• What to work on:
Pictures are to be dropped. Everything else in the listing gets copied exactly.

• Source data:
══════════════════════════════
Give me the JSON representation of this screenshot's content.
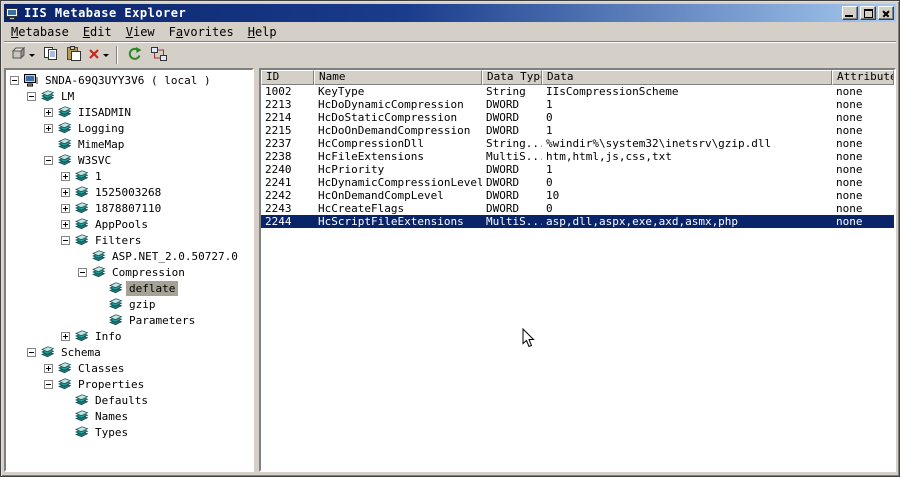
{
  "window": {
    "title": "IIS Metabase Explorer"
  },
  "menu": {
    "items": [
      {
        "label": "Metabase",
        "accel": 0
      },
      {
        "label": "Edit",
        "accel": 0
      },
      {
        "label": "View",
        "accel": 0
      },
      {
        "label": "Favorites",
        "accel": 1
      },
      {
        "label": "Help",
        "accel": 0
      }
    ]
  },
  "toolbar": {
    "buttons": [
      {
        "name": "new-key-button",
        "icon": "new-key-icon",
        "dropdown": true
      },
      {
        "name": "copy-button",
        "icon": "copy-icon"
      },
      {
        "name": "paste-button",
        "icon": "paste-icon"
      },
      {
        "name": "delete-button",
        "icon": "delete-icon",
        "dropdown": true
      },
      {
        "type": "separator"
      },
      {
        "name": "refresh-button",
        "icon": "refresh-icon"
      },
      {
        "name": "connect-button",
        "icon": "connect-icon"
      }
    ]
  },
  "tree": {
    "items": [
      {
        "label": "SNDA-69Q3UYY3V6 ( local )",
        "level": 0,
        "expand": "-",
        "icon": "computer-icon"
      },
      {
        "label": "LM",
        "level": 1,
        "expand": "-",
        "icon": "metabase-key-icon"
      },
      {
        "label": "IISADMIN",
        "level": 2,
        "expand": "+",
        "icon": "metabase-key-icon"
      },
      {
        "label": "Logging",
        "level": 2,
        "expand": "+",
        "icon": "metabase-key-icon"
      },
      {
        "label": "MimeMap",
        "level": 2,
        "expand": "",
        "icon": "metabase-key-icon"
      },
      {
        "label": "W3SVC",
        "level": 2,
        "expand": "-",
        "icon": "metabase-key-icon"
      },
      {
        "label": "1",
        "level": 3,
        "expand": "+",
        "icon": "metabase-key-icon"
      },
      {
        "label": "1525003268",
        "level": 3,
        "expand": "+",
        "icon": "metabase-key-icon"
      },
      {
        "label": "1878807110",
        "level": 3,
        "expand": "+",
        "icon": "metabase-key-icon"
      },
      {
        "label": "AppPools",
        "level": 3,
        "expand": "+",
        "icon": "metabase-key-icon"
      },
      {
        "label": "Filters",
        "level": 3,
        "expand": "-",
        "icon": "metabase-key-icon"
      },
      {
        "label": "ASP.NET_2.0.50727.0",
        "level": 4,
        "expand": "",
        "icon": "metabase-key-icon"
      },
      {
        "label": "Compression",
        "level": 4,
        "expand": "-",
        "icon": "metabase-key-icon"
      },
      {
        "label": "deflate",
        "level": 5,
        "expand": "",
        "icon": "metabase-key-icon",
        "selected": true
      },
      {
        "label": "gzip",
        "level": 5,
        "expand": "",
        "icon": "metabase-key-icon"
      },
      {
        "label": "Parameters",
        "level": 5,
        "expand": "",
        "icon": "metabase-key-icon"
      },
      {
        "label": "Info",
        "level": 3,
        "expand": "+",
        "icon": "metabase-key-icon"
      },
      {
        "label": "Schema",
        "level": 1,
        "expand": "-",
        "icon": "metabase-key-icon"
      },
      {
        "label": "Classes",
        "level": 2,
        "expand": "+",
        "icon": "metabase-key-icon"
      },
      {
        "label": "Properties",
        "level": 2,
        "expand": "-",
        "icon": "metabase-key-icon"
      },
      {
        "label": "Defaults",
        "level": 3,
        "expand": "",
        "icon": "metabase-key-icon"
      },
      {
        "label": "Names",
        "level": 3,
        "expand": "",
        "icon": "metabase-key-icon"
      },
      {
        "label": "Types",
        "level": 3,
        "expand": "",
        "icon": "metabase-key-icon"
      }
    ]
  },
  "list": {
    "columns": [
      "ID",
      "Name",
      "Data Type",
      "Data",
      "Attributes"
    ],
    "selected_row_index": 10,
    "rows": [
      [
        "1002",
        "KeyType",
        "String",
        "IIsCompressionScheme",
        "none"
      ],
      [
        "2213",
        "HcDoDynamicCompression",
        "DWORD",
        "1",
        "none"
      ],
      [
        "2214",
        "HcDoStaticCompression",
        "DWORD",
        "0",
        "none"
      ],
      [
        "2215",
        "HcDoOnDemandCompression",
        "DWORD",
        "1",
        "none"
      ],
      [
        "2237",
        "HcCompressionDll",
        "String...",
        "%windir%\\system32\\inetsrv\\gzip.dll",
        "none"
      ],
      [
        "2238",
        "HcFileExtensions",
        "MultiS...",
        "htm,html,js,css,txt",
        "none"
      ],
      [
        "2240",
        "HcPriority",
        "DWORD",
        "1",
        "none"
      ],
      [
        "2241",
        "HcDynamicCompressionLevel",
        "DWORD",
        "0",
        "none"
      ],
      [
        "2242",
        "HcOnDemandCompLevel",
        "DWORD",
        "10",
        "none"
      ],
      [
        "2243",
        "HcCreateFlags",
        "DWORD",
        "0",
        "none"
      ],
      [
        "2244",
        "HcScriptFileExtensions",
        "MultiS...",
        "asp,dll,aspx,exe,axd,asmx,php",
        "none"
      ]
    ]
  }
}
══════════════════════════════
• Task result:
Give me the JSON representation of this screenshot's content.
{
  "window": {
    "title": "IIS Metabase Explorer"
  },
  "menu": {
    "items": [
      {
        "label": "Metabase",
        "accel": 0
      },
      {
        "label": "Edit",
        "accel": 0
      },
      {
        "label": "View",
        "accel": 0
      },
      {
        "label": "Favorites",
        "accel": 1
      },
      {
        "label": "Help",
        "accel": 0
      }
    ]
  },
  "toolbar": {
    "buttons": [
      {
        "name": "new-key-button",
        "icon": "new-key-icon",
        "dropdown": true
      },
      {
        "name": "copy-button",
        "icon": "copy-icon"
      },
      {
        "name": "paste-button",
        "icon": "paste-icon"
      },
      {
        "name": "delete-button",
        "icon": "delete-icon",
        "dropdown": true
      },
      {
        "type": "separator"
      },
      {
        "name": "refresh-button",
        "icon": "refresh-icon"
      },
      {
        "name": "connect-button",
        "icon": "connect-icon"
      }
    ]
  },
  "tree": {
    "items": [
      {
        "label": "SNDA-69Q3UYY3V6 ( local )",
        "level": 0,
        "expand": "-",
        "icon": "computer-icon"
      },
      {
        "label": "LM",
        "level": 1,
        "expand": "-",
        "icon": "metabase-key-icon"
      },
      {
        "label": "IISADMIN",
        "level": 2,
        "expand": "+",
        "icon": "metabase-key-icon"
      },
      {
        "label": "Logging",
        "level": 2,
        "expand": "+",
        "icon": "metabase-key-icon"
      },
      {
        "label": "MimeMap",
        "level": 2,
        "expand": "",
        "icon": "metabase-key-icon"
      },
      {
        "label": "W3SVC",
        "level": 2,
        "expand": "-",
        "icon": "metabase-key-icon"
      },
      {
        "label": "1",
        "level": 3,
        "expand": "+",
        "icon": "metabase-key-icon"
      },
      {
        "label": "1525003268",
        "level": 3,
        "expand": "+",
        "icon": "metabase-key-icon"
      },
      {
        "label": "1878807110",
        "level": 3,
        "expand": "+",
        "icon": "metabase-key-icon"
      },
      {
        "label": "AppPools",
        "level": 3,
        "expand": "+",
        "icon": "metabase-key-icon"
      },
      {
        "label": "Filters",
        "level": 3,
        "expand": "-",
        "icon": "metabase-key-icon"
      },
      {
        "label": "ASP.NET_2.0.50727.0",
        "level": 4,
        "expand": "",
        "icon": "metabase-key-icon"
      },
      {
        "label": "Compression",
        "level": 4,
        "expand": "-",
        "icon": "metabase-key-icon"
      },
      {
        "label": "deflate",
        "level": 5,
        "expand": "",
        "icon": "metabase-key-icon",
        "selected": true
      },
      {
        "label": "gzip",
        "level": 5,
        "expand": "",
        "icon": "metabase-key-icon"
      },
      {
        "label": "Parameters",
        "level": 5,
        "expand": "",
        "icon": "metabase-key-icon"
      },
      {
        "label": "Info",
        "level": 3,
        "expand": "+",
        "icon": "metabase-key-icon"
      },
      {
        "label": "Schema",
        "level": 1,
        "expand": "-",
        "icon": "metabase-key-icon"
      },
      {
        "label": "Classes",
        "level": 2,
        "expand": "+",
        "icon": "metabase-key-icon"
      },
      {
        "label": "Properties",
        "level": 2,
        "expand": "-",
        "icon": "metabase-key-icon"
      },
      {
        "label": "Defaults",
        "level": 3,
        "expand": "",
        "icon": "metabase-key-icon"
      },
      {
        "label": "Names",
        "level": 3,
        "expand": "",
        "icon": "metabase-key-icon"
      },
      {
        "label": "Types",
        "level": 3,
        "expand": "",
        "icon": "metabase-key-icon"
      }
    ]
  },
  "list": {
    "columns": [
      "ID",
      "Name",
      "Data Type",
      "Data",
      "Attributes"
    ],
    "selected_row_index": 10,
    "rows": [
      [
        "1002",
        "KeyType",
        "String",
        "IIsCompressionScheme",
        "none"
      ],
      [
        "2213",
        "HcDoDynamicCompression",
        "DWORD",
        "1",
        "none"
      ],
      [
        "2214",
        "HcDoStaticCompression",
        "DWORD",
        "0",
        "none"
      ],
      [
        "2215",
        "HcDoOnDemandCompression",
        "DWORD",
        "1",
        "none"
      ],
      [
        "2237",
        "HcCompressionDll",
        "String...",
        "%windir%\\system32\\inetsrv\\gzip.dll",
        "none"
      ],
      [
        "2238",
        "HcFileExtensions",
        "MultiS...",
        "htm,html,js,css,txt",
        "none"
      ],
      [
        "2240",
        "HcPriority",
        "DWORD",
        "1",
        "none"
      ],
      [
        "2241",
        "HcDynamicCompressionLevel",
        "DWORD",
        "0",
        "none"
      ],
      [
        "2242",
        "HcOnDemandCompLevel",
        "DWORD",
        "10",
        "none"
      ],
      [
        "2243",
        "HcCreateFlags",
        "DWORD",
        "0",
        "none"
      ],
      [
        "2244",
        "HcScriptFileExtensions",
        "MultiS...",
        "asp,dll,aspx,exe,axd,asmx,php",
        "none"
      ]
    ]
  }
}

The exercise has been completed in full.